▸ TASK PROMPT
Word for word, give every line of the listing again.

** SOURCE MATERIAL follows **

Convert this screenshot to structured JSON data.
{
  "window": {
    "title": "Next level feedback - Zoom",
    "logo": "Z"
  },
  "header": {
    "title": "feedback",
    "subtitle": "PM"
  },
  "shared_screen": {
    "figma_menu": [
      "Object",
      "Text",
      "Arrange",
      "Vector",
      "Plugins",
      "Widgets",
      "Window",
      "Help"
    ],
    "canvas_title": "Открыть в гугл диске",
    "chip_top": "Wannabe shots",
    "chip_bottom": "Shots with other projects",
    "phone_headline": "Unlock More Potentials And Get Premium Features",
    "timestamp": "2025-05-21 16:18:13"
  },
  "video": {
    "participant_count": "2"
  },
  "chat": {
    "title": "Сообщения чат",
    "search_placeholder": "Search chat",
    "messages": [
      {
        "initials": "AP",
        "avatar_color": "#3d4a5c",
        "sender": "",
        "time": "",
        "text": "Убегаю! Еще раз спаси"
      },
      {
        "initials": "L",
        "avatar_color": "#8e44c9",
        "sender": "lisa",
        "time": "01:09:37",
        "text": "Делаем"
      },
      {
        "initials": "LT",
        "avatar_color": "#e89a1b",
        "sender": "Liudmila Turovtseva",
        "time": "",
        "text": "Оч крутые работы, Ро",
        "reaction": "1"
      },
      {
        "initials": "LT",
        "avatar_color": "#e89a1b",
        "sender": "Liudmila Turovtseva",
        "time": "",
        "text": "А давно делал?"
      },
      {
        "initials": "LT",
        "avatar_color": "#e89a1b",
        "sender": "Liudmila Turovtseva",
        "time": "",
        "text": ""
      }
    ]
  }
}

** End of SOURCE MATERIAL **

▸ EXPECTED OUTPUT
Convert this screenshot to structured JSON data.
{
  "window": {
    "title": "Next level feedback - Zoom",
    "logo": "Z"
  },
  "header": {
    "title": "feedback",
    "subtitle": "PM"
  },
  "shared_screen": {
    "figma_menu": [
      "Object",
      "Text",
      "Arrange",
      "Vector",
      "Plugins",
      "Widgets",
      "Window",
      "Help"
    ],
    "canvas_title": "Открыть в гугл диске",
    "chip_top": "Wannabe shots",
    "chip_bottom": "Shots with other projects",
    "phone_headline": "Unlock More Potentials And Get Premium Features",
    "timestamp": "2025-05-21 16:18:13"
  },
  "video": {
    "participant_count": "2"
  },
  "chat": {
    "title": "Сообщения чат",
    "search_placeholder": "Search chat",
    "messages": [
      {
        "initials": "AP",
        "avatar_color": "#3d4a5c",
        "sender": "",
        "time": "",
        "text": "Убегаю! Еще раз спаси"
      },
      {
        "initials": "L",
        "avatar_color": "#8e44c9",
        "sender": "lisa",
        "time": "01:09:37",
        "text": "Делаем"
      },
      {
        "initials": "LT",
        "avatar_color": "#e89a1b",
        "sender": "Liudmila Turovtseva",
        "time": "",
        "text": "Оч крутые работы, Ро",
        "reaction": "1"
      },
      {
        "initials": "LT",
        "avatar_color": "#e89a1b",
        "sender": "Liudmila Turovtseva",
        "time": "",
        "text": "А давно делал?"
      },
      {
        "initials": "LT",
        "avatar_color": "#e89a1b",
        "sender": "Liudmila Turovtseva",
        "time": "",
        "text": ""
      }
    ]
  }
}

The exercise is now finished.